START DATA PROVIDED
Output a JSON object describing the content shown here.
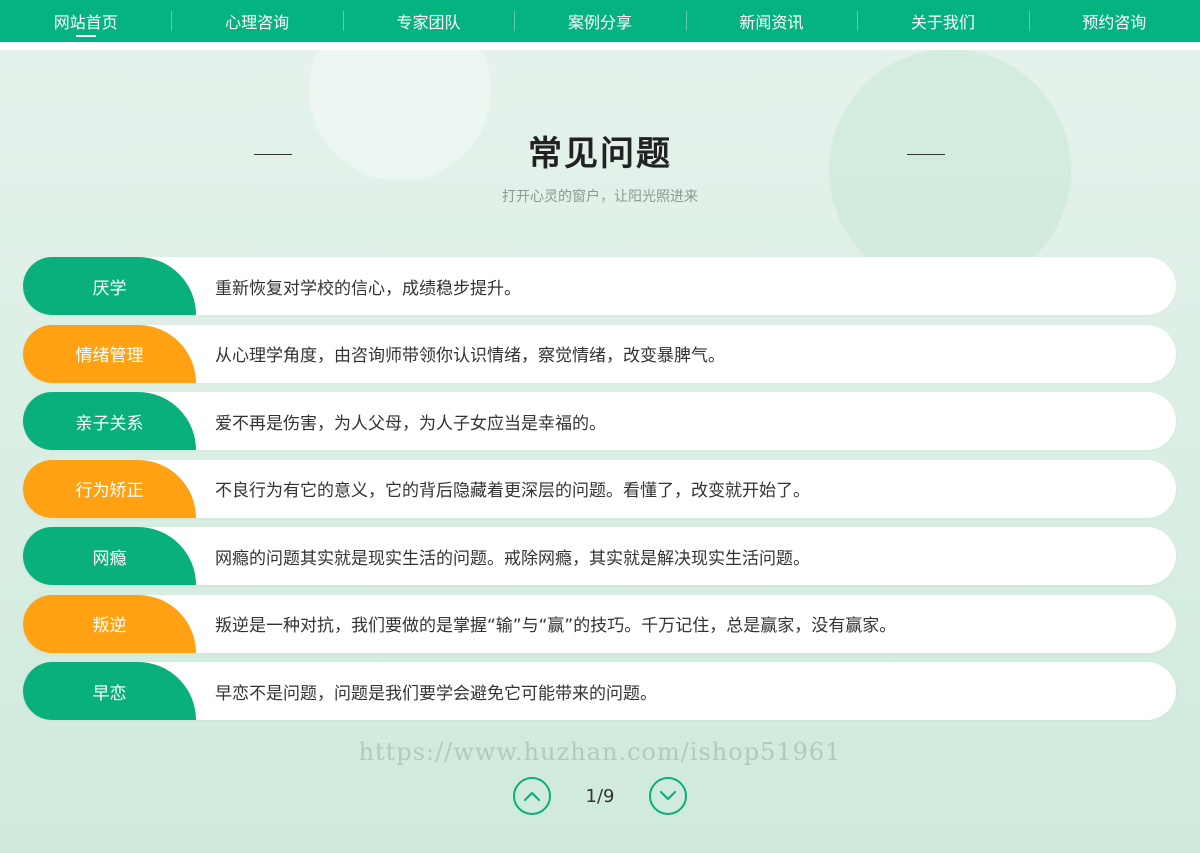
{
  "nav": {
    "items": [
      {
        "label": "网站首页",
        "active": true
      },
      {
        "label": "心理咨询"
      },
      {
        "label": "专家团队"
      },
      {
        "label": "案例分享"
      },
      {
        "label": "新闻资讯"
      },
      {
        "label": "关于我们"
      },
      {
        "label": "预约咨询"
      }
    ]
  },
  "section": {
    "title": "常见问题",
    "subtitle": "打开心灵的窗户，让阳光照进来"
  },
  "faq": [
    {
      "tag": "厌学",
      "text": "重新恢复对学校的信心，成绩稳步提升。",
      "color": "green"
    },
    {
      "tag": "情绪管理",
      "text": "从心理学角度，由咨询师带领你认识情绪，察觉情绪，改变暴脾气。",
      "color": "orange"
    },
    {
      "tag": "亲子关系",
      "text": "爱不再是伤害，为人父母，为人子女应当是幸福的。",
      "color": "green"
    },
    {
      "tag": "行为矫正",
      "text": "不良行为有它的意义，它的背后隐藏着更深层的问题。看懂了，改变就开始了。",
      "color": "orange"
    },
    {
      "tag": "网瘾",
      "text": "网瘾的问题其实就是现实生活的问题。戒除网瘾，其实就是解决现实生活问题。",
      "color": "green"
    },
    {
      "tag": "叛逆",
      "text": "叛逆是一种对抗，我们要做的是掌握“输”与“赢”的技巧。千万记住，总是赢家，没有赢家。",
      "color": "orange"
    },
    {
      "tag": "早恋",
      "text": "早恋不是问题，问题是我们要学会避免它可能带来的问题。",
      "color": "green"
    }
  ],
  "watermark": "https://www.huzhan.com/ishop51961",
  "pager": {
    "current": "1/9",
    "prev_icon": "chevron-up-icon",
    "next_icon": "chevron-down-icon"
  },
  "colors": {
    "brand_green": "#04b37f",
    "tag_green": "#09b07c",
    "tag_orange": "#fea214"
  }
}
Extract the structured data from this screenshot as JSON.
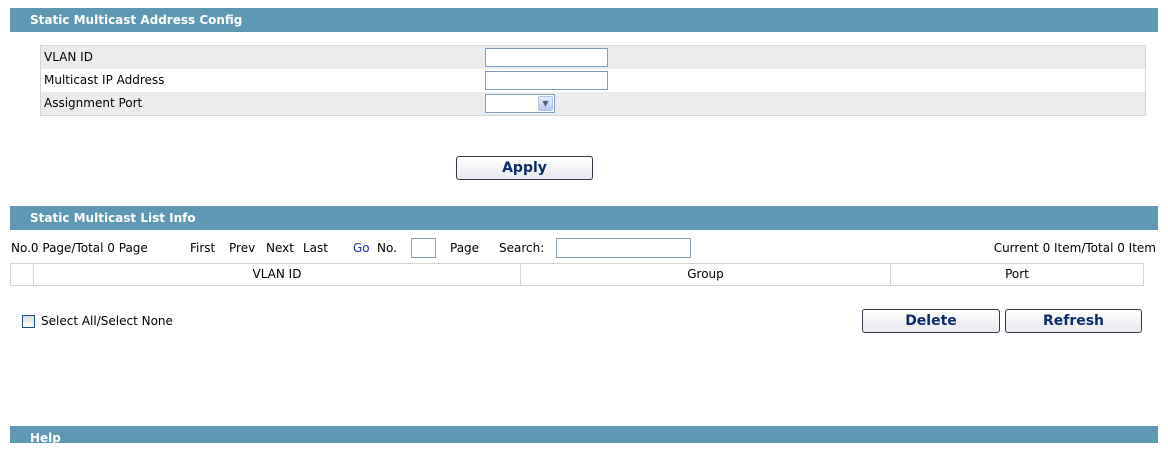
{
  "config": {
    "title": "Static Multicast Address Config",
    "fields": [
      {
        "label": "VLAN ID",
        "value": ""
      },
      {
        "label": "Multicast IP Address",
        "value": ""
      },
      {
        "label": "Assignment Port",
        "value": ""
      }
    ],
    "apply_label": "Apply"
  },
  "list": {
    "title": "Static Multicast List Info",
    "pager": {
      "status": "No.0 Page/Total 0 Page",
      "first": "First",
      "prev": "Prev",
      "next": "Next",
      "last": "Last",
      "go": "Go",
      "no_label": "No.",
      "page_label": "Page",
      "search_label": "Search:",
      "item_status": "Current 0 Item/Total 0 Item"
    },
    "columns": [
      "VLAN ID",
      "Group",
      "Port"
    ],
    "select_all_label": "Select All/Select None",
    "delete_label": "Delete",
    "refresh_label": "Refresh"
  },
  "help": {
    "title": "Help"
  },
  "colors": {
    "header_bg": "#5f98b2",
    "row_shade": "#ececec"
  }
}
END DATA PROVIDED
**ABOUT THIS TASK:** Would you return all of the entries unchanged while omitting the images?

**ANSWER SECTION:**
Output a JSON object describing the content shown here.
{
  "nav": {
    "items": [
      {
        "label": "网站首页",
        "active": true
      },
      {
        "label": "心理咨询"
      },
      {
        "label": "专家团队"
      },
      {
        "label": "案例分享"
      },
      {
        "label": "新闻资讯"
      },
      {
        "label": "关于我们"
      },
      {
        "label": "预约咨询"
      }
    ]
  },
  "section": {
    "title": "常见问题",
    "subtitle": "打开心灵的窗户，让阳光照进来"
  },
  "faq": [
    {
      "tag": "厌学",
      "text": "重新恢复对学校的信心，成绩稳步提升。",
      "color": "green"
    },
    {
      "tag": "情绪管理",
      "text": "从心理学角度，由咨询师带领你认识情绪，察觉情绪，改变暴脾气。",
      "color": "orange"
    },
    {
      "tag": "亲子关系",
      "text": "爱不再是伤害，为人父母，为人子女应当是幸福的。",
      "color": "green"
    },
    {
      "tag": "行为矫正",
      "text": "不良行为有它的意义，它的背后隐藏着更深层的问题。看懂了，改变就开始了。",
      "color": "orange"
    },
    {
      "tag": "网瘾",
      "text": "网瘾的问题其实就是现实生活的问题。戒除网瘾，其实就是解决现实生活问题。",
      "color": "green"
    },
    {
      "tag": "叛逆",
      "text": "叛逆是一种对抗，我们要做的是掌握“输”与“赢”的技巧。千万记住，总是赢家，没有赢家。",
      "color": "orange"
    },
    {
      "tag": "早恋",
      "text": "早恋不是问题，问题是我们要学会避免它可能带来的问题。",
      "color": "green"
    }
  ],
  "watermark": "https://www.huzhan.com/ishop51961",
  "pager": {
    "current": "1/9",
    "prev_icon": "chevron-up-icon",
    "next_icon": "chevron-down-icon"
  },
  "colors": {
    "brand_green": "#04b37f",
    "tag_green": "#09b07c",
    "tag_orange": "#fea214"
  }
}
Extract the structured data from this screenshot as JSON.
{
  "config": {
    "title": "Static Multicast Address Config",
    "fields": [
      {
        "label": "VLAN ID",
        "value": ""
      },
      {
        "label": "Multicast IP Address",
        "value": ""
      },
      {
        "label": "Assignment Port",
        "value": ""
      }
    ],
    "apply_label": "Apply"
  },
  "list": {
    "title": "Static Multicast List Info",
    "pager": {
      "status": "No.0 Page/Total 0 Page",
      "first": "First",
      "prev": "Prev",
      "next": "Next",
      "last": "Last",
      "go": "Go",
      "no_label": "No.",
      "page_label": "Page",
      "search_label": "Search:",
      "item_status": "Current 0 Item/Total 0 Item"
    },
    "columns": [
      "VLAN ID",
      "Group",
      "Port"
    ],
    "select_all_label": "Select All/Select None",
    "delete_label": "Delete",
    "refresh_label": "Refresh"
  },
  "help": {
    "title": "Help"
  },
  "colors": {
    "header_bg": "#5f98b2",
    "row_shade": "#ececec"
  }
}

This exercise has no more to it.